WHAT TO DO - Set down again each entry exactly as it reads, pictures excluded.

______

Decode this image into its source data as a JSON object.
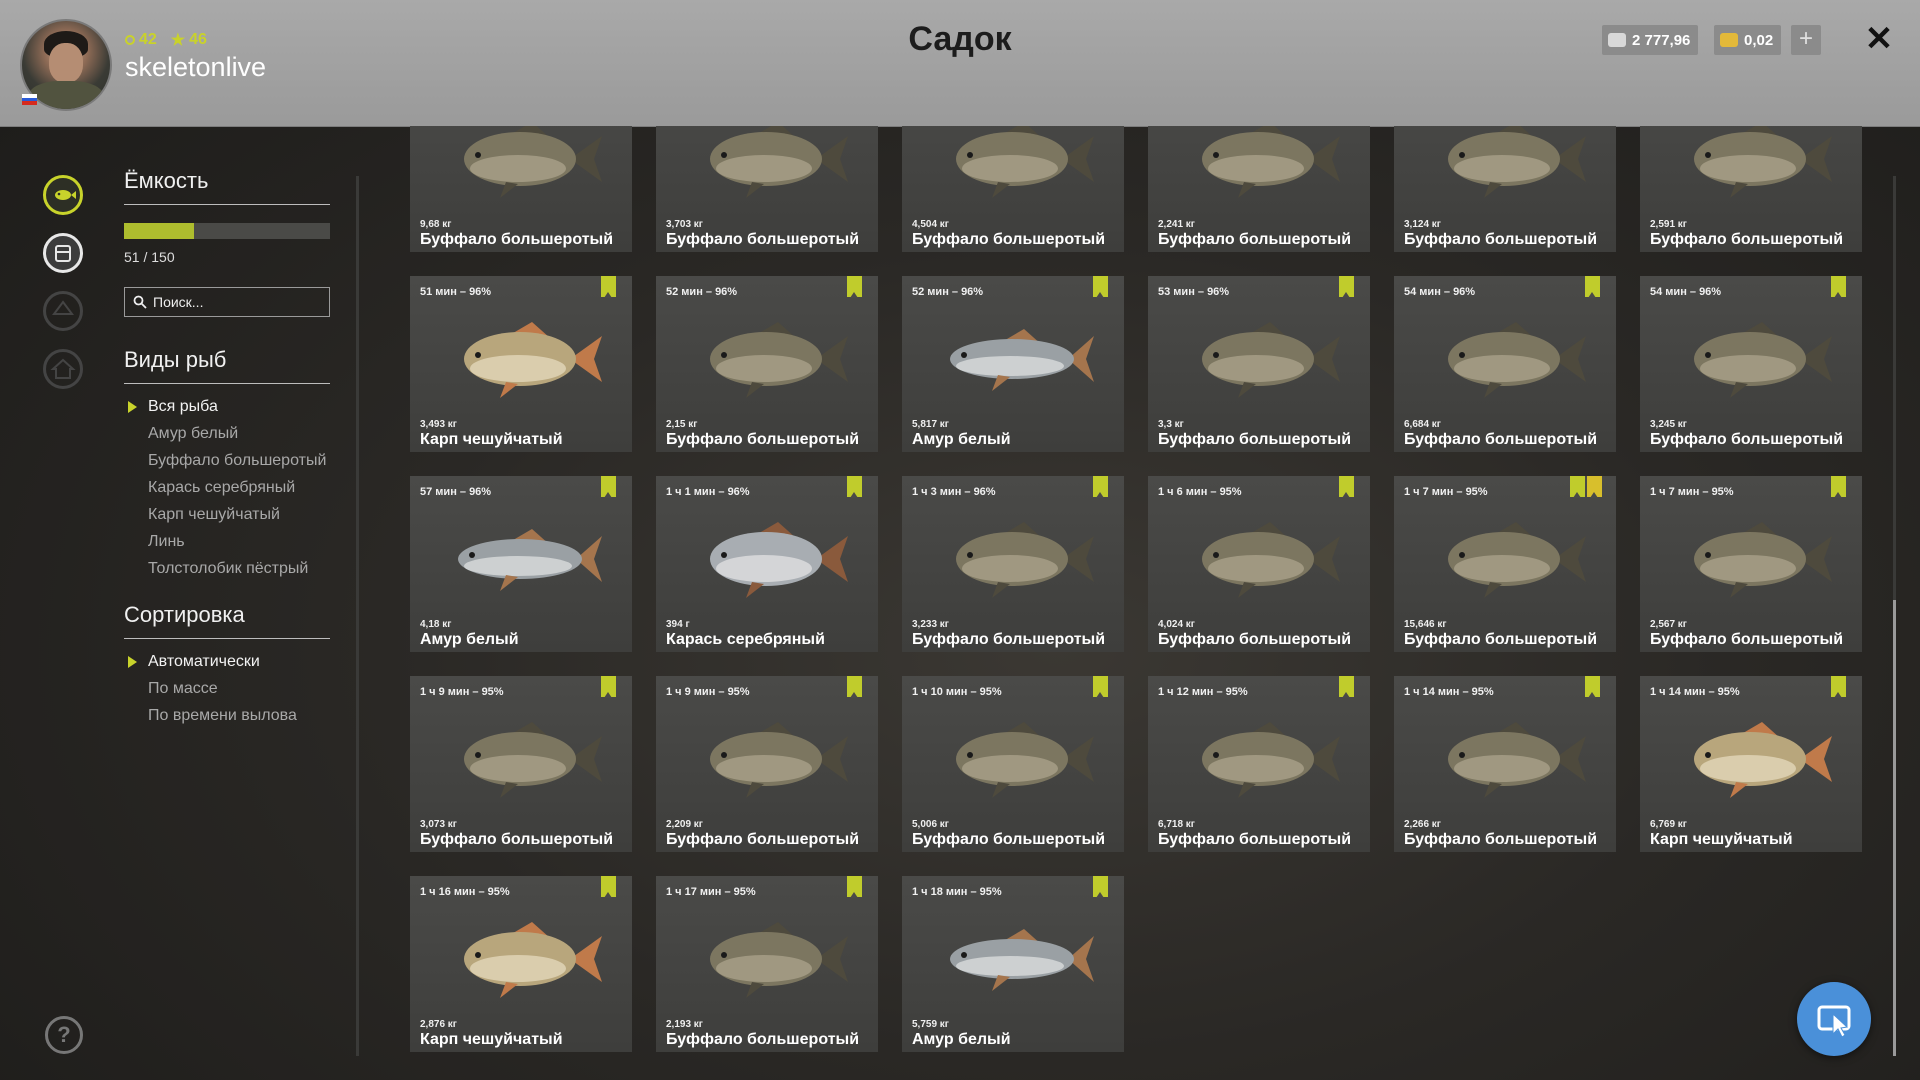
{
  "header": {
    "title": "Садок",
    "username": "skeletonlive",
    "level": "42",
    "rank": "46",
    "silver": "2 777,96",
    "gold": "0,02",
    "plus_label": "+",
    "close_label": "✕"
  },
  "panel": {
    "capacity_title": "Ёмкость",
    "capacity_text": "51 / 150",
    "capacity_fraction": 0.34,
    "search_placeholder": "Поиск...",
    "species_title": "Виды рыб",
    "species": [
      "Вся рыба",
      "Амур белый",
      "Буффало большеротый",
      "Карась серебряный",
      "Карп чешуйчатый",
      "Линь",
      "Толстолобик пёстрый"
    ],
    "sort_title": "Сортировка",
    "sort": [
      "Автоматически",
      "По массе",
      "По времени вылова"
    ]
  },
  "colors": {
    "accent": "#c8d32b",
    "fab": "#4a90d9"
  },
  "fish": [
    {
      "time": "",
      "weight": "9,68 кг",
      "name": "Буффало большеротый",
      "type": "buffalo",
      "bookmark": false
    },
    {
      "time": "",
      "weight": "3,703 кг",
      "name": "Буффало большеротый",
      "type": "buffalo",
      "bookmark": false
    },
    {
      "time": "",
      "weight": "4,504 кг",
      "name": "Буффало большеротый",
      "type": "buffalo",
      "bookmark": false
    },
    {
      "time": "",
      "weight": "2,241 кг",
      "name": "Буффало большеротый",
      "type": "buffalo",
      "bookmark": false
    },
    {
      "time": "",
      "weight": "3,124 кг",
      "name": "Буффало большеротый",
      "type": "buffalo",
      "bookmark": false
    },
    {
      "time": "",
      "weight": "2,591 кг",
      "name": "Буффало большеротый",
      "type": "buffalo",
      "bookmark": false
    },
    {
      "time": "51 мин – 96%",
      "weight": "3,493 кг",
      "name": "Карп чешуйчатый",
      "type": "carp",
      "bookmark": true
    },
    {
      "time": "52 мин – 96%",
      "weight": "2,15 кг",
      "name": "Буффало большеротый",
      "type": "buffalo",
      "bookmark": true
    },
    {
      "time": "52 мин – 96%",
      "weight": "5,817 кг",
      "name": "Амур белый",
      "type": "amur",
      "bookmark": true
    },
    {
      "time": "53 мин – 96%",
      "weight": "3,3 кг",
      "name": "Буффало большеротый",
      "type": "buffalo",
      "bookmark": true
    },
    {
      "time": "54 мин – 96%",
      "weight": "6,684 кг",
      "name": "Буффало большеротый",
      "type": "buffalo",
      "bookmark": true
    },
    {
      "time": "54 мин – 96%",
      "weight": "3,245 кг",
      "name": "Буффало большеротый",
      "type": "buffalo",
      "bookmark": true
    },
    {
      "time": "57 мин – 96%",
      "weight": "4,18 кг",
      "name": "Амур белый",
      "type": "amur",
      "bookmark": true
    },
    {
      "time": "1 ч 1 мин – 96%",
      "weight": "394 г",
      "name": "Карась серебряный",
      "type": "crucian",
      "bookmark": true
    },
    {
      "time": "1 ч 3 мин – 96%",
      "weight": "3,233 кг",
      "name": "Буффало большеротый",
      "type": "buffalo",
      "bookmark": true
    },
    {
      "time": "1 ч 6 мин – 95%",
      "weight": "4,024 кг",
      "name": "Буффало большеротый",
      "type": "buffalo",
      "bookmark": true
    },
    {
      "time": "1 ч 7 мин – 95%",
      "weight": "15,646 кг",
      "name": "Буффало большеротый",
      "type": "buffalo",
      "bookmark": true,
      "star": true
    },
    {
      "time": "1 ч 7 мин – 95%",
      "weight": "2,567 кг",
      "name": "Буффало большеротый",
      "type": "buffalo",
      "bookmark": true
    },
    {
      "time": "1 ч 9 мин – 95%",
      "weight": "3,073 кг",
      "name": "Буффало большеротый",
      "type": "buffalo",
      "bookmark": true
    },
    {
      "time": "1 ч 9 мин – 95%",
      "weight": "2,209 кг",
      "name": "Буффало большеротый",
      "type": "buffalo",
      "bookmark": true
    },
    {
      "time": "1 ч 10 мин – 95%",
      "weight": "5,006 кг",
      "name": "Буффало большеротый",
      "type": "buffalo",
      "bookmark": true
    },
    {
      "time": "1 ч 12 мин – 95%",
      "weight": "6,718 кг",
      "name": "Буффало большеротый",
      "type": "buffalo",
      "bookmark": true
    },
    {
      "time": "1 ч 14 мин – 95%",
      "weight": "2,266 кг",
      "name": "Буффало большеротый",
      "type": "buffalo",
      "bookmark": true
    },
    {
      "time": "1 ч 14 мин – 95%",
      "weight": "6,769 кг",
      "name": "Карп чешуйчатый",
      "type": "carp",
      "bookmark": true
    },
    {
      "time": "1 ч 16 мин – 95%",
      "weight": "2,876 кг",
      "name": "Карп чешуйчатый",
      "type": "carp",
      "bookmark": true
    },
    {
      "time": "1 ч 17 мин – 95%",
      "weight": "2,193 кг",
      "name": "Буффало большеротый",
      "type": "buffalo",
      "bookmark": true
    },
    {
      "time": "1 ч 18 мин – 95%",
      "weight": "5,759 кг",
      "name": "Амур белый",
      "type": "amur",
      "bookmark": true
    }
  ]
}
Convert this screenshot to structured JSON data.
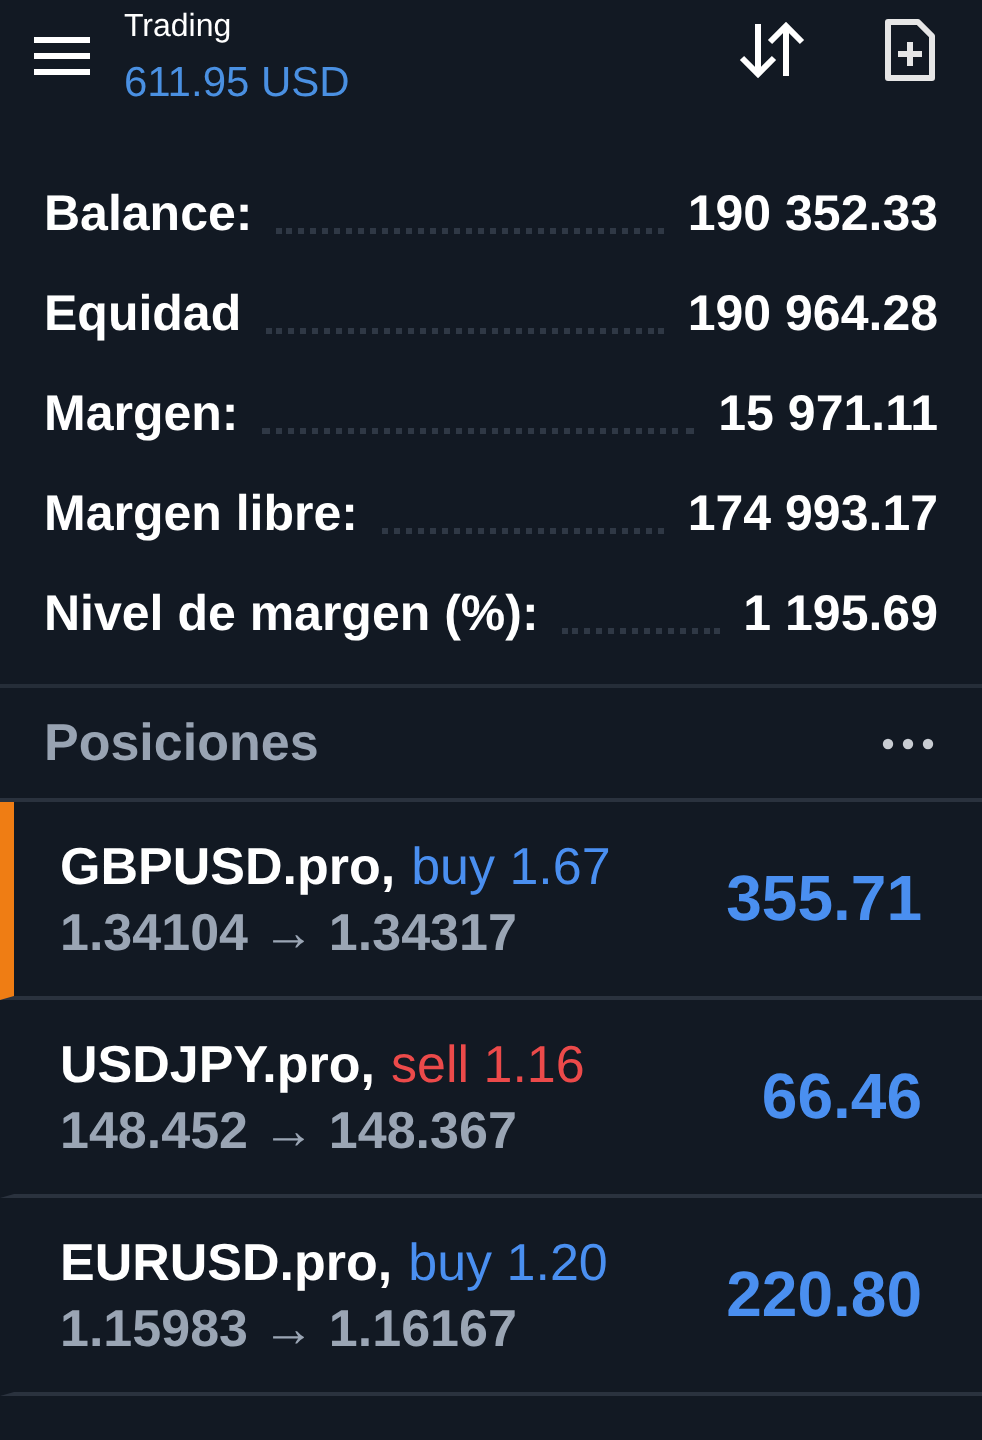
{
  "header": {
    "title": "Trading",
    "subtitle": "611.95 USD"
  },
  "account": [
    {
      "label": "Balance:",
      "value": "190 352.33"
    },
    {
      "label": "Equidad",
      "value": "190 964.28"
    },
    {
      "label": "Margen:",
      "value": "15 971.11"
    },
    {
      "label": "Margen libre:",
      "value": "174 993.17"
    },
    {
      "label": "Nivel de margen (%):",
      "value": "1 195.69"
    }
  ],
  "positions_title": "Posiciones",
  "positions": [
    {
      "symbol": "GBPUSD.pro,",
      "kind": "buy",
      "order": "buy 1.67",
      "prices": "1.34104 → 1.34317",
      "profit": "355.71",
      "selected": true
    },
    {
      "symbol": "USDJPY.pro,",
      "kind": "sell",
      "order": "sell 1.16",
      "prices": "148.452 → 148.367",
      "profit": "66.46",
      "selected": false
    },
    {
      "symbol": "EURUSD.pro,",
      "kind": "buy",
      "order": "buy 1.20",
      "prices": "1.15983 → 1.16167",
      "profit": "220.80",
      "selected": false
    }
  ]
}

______

ANSWER FOR THIS EXERCISE -
Decode this image into its source data as a JSON object.
{
  "header": {
    "title": "Садок",
    "username": "skeletonlive",
    "level": "42",
    "rank": "46",
    "silver": "2 777,96",
    "gold": "0,02",
    "plus_label": "+",
    "close_label": "✕"
  },
  "panel": {
    "capacity_title": "Ёмкость",
    "capacity_text": "51 / 150",
    "capacity_fraction": 0.34,
    "search_placeholder": "Поиск...",
    "species_title": "Виды рыб",
    "species": [
      "Вся рыба",
      "Амур белый",
      "Буффало большеротый",
      "Карась серебряный",
      "Карп чешуйчатый",
      "Линь",
      "Толстолобик пёстрый"
    ],
    "sort_title": "Сортировка",
    "sort": [
      "Автоматически",
      "По массе",
      "По времени вылова"
    ]
  },
  "colors": {
    "accent": "#c8d32b",
    "fab": "#4a90d9"
  },
  "fish": [
    {
      "time": "",
      "weight": "9,68 кг",
      "name": "Буффало большеротый",
      "type": "buffalo",
      "bookmark": false
    },
    {
      "time": "",
      "weight": "3,703 кг",
      "name": "Буффало большеротый",
      "type": "buffalo",
      "bookmark": false
    },
    {
      "time": "",
      "weight": "4,504 кг",
      "name": "Буффало большеротый",
      "type": "buffalo",
      "bookmark": false
    },
    {
      "time": "",
      "weight": "2,241 кг",
      "name": "Буффало большеротый",
      "type": "buffalo",
      "bookmark": false
    },
    {
      "time": "",
      "weight": "3,124 кг",
      "name": "Буффало большеротый",
      "type": "buffalo",
      "bookmark": false
    },
    {
      "time": "",
      "weight": "2,591 кг",
      "name": "Буффало большеротый",
      "type": "buffalo",
      "bookmark": false
    },
    {
      "time": "51 мин – 96%",
      "weight": "3,493 кг",
      "name": "Карп чешуйчатый",
      "type": "carp",
      "bookmark": true
    },
    {
      "time": "52 мин – 96%",
      "weight": "2,15 кг",
      "name": "Буффало большеротый",
      "type": "buffalo",
      "bookmark": true
    },
    {
      "time": "52 мин – 96%",
      "weight": "5,817 кг",
      "name": "Амур белый",
      "type": "amur",
      "bookmark": true
    },
    {
      "time": "53 мин – 96%",
      "weight": "3,3 кг",
      "name": "Буффало большеротый",
      "type": "buffalo",
      "bookmark": true
    },
    {
      "time": "54 мин – 96%",
      "weight": "6,684 кг",
      "name": "Буффало большеротый",
      "type": "buffalo",
      "bookmark": true
    },
    {
      "time": "54 мин – 96%",
      "weight": "3,245 кг",
      "name": "Буффало большеротый",
      "type": "buffalo",
      "bookmark": true
    },
    {
      "time": "57 мин – 96%",
      "weight": "4,18 кг",
      "name": "Амур белый",
      "type": "amur",
      "bookmark": true
    },
    {
      "time": "1 ч 1 мин – 96%",
      "weight": "394 г",
      "name": "Карась серебряный",
      "type": "crucian",
      "bookmark": true
    },
    {
      "time": "1 ч 3 мин – 96%",
      "weight": "3,233 кг",
      "name": "Буффало большеротый",
      "type": "buffalo",
      "bookmark": true
    },
    {
      "time": "1 ч 6 мин – 95%",
      "weight": "4,024 кг",
      "name": "Буффало большеротый",
      "type": "buffalo",
      "bookmark": true
    },
    {
      "time": "1 ч 7 мин – 95%",
      "weight": "15,646 кг",
      "name": "Буффало большеротый",
      "type": "buffalo",
      "bookmark": true,
      "star": true
    },
    {
      "time": "1 ч 7 мин – 95%",
      "weight": "2,567 кг",
      "name": "Буффало большеротый",
      "type": "buffalo",
      "bookmark": true
    },
    {
      "time": "1 ч 9 мин – 95%",
      "weight": "3,073 кг",
      "name": "Буффало большеротый",
      "type": "buffalo",
      "bookmark": true
    },
    {
      "time": "1 ч 9 мин – 95%",
      "weight": "2,209 кг",
      "name": "Буффало большеротый",
      "type": "buffalo",
      "bookmark": true
    },
    {
      "time": "1 ч 10 мин – 95%",
      "weight": "5,006 кг",
      "name": "Буффало большеротый",
      "type": "buffalo",
      "bookmark": true
    },
    {
      "time": "1 ч 12 мин – 95%",
      "weight": "6,718 кг",
      "name": "Буффало большеротый",
      "type": "buffalo",
      "bookmark": true
    },
    {
      "time": "1 ч 14 мин – 95%",
      "weight": "2,266 кг",
      "name": "Буффало большеротый",
      "type": "buffalo",
      "bookmark": true
    },
    {
      "time": "1 ч 14 мин – 95%",
      "weight": "6,769 кг",
      "name": "Карп чешуйчатый",
      "type": "carp",
      "bookmark": true
    },
    {
      "time": "1 ч 16 мин – 95%",
      "weight": "2,876 кг",
      "name": "Карп чешуйчатый",
      "type": "carp",
      "bookmark": true
    },
    {
      "time": "1 ч 17 мин – 95%",
      "weight": "2,193 кг",
      "name": "Буффало большеротый",
      "type": "buffalo",
      "bookmark": true
    },
    {
      "time": "1 ч 18 мин – 95%",
      "weight": "5,759 кг",
      "name": "Амур белый",
      "type": "amur",
      "bookmark": true
    }
  ]
}
Convert this screenshot to structured JSON data.
{
  "header": {
    "title": "Trading",
    "subtitle": "611.95 USD"
  },
  "account": [
    {
      "label": "Balance:",
      "value": "190 352.33"
    },
    {
      "label": "Equidad",
      "value": "190 964.28"
    },
    {
      "label": "Margen:",
      "value": "15 971.11"
    },
    {
      "label": "Margen libre:",
      "value": "174 993.17"
    },
    {
      "label": "Nivel de margen (%):",
      "value": "1 195.69"
    }
  ],
  "positions_title": "Posiciones",
  "positions": [
    {
      "symbol": "GBPUSD.pro,",
      "kind": "buy",
      "order": "buy 1.67",
      "prices": "1.34104 → 1.34317",
      "profit": "355.71",
      "selected": true
    },
    {
      "symbol": "USDJPY.pro,",
      "kind": "sell",
      "order": "sell 1.16",
      "prices": "148.452 → 148.367",
      "profit": "66.46",
      "selected": false
    },
    {
      "symbol": "EURUSD.pro,",
      "kind": "buy",
      "order": "buy 1.20",
      "prices": "1.15983 → 1.16167",
      "profit": "220.80",
      "selected": false
    }
  ]
}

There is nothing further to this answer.